Going forward Ball State needs a guy who can rip a 40-yard run every so often. Maybe Edwards, Scott or transfer Toney Williams can become that type of back but it is hard to tell right now. It does not matter who, just as long someone breaks through. If the Cardinals want to take the next step from a 6-6 team to an 8-4 team improving the rushing numbers is a must. Most MAC teams can pass the ball so having a ground game will separate the men from the boys.
“I think the backs there have great potential,” Williams said. “If the scheme of the offense fits them I’m sure they will have success.”

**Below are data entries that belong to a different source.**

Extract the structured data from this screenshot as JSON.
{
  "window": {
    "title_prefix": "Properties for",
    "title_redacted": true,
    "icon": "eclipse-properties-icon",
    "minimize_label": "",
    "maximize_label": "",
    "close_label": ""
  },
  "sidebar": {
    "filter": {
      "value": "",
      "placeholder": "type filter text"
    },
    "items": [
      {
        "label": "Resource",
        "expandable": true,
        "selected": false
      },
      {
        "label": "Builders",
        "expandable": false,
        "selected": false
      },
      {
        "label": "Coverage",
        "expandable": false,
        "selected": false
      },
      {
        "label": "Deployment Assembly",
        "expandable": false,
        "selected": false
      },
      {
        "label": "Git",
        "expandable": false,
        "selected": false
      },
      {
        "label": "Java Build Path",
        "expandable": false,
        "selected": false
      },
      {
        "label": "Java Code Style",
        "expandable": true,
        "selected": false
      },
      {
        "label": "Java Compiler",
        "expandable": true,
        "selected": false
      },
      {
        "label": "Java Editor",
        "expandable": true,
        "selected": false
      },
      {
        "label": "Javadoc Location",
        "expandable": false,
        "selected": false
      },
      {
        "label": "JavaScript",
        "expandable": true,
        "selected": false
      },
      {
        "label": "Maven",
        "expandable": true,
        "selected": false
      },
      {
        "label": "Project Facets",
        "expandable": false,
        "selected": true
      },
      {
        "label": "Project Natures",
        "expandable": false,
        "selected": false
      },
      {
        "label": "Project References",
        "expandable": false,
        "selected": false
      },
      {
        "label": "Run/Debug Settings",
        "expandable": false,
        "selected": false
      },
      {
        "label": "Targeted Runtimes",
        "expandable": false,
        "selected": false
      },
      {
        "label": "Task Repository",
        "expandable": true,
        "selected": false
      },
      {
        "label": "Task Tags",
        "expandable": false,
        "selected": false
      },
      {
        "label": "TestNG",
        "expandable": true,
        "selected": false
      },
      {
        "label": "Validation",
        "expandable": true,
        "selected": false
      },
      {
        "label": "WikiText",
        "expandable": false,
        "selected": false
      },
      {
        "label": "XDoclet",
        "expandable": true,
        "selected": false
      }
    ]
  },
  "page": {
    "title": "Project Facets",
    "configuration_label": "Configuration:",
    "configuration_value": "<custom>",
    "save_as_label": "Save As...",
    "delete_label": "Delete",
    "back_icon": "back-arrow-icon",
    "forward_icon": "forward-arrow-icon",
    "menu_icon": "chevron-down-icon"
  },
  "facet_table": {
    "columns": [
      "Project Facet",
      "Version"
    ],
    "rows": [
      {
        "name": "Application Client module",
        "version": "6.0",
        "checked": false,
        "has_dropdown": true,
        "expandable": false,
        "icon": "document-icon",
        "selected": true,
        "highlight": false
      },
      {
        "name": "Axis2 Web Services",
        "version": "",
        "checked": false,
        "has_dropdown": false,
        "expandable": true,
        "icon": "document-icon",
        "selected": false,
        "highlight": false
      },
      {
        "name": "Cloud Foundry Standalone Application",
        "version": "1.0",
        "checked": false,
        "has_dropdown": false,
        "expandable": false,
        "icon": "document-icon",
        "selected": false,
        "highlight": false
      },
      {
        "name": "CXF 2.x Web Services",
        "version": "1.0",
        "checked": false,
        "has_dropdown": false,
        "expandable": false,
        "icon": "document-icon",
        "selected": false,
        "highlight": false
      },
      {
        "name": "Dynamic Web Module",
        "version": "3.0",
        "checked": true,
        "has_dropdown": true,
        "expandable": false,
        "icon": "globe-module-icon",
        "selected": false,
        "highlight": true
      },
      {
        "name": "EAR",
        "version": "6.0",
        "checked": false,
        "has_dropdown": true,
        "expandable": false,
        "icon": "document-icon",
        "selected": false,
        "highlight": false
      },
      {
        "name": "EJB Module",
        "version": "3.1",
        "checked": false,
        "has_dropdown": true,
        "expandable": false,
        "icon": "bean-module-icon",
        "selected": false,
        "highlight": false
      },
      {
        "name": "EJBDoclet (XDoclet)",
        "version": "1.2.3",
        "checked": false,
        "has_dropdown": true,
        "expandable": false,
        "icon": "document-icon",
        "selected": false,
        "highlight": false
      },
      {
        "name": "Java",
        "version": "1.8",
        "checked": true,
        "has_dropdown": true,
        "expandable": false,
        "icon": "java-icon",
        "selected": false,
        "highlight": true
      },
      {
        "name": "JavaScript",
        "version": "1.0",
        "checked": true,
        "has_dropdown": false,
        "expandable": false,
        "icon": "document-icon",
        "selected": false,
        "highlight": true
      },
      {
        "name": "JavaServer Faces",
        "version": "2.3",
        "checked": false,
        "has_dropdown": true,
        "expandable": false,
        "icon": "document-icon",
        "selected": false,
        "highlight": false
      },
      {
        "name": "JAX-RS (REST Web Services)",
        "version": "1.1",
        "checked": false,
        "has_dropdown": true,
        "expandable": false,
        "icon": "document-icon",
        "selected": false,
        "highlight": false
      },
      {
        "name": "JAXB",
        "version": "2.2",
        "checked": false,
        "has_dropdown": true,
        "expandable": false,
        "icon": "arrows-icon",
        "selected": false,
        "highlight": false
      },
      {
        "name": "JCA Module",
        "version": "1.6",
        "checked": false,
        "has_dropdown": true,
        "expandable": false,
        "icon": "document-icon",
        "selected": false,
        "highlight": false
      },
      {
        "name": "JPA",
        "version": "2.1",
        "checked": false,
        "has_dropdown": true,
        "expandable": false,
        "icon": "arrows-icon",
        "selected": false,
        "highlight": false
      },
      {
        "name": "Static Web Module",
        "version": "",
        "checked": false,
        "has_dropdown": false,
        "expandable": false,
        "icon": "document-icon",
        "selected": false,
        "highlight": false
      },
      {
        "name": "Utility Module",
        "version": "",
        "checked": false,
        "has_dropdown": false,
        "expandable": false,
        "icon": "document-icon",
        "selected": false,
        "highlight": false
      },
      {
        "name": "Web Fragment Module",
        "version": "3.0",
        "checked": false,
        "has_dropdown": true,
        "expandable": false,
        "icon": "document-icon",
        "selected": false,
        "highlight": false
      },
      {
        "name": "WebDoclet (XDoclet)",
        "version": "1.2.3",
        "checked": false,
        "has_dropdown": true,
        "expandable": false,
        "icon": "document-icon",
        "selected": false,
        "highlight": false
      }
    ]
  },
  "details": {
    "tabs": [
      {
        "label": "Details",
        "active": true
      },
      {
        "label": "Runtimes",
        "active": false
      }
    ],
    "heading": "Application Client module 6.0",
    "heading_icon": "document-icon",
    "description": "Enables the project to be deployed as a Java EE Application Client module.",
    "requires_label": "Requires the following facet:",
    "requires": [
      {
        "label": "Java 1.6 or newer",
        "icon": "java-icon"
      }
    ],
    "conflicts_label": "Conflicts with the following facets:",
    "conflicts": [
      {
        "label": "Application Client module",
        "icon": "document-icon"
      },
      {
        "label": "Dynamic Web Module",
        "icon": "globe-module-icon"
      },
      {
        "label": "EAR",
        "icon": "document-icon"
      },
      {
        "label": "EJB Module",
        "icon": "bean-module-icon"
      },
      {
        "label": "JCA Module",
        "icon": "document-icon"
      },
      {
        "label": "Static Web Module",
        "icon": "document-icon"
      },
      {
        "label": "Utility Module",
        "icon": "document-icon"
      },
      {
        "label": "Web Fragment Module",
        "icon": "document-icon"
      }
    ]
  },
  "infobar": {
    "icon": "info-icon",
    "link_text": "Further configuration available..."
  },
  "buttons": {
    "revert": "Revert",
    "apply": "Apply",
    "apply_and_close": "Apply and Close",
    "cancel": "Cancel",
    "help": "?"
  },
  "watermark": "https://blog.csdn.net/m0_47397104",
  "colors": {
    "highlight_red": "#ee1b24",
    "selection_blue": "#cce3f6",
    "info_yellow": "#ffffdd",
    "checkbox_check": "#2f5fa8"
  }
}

All I know for sure is Ball State was better with Williams than it is without him. Hopefully the critics who berated him after he transferred will realize that. There were plenty of casualties of the Stan Parrish era and Ball State fans would be smart not to add to that list.
After this column was posted Monday Williams contacted me again. Here is what he wants to say as a “farewell address.” He told me he wanted this as a way of closure.
Dear BSU fans and whomever else this may concern,
I would like to apologize for the way I left the program last year and in your eyes it may not have been professional but I was a 20-year-old kid lost in distractions off the field that interfered with me on the field. To me football was an outlet away to get away from real life and the confrontation I dealt with made me not love the sport they way I once had.
I have the upmost respect for Coach Lembo and his staff for the record they posted last year and I feel that if I would stayed I would not have done anything but argue and be a distraction to the development of my teammates/ brothers. Do I regret leaving Ball State? Yes, some days I do but taking a year off helped me get my distractions under raps. I have the best g.p.a. I’ve ever had this past year and I’ve been training my behind off with my new teammates at the University of Saint Francis.
I’m helping raise my beautiful 2-year-old son and I still talk to my BSU brothers and support them no matter what. Thank you all for previous support and if you still hate me and feel I was undeserving I understand not many people know my life’s story and I don’t try to lean on my past as a crutch so I say my final goodbyes to you and wish everyone the best.
Farewell, Eric Williams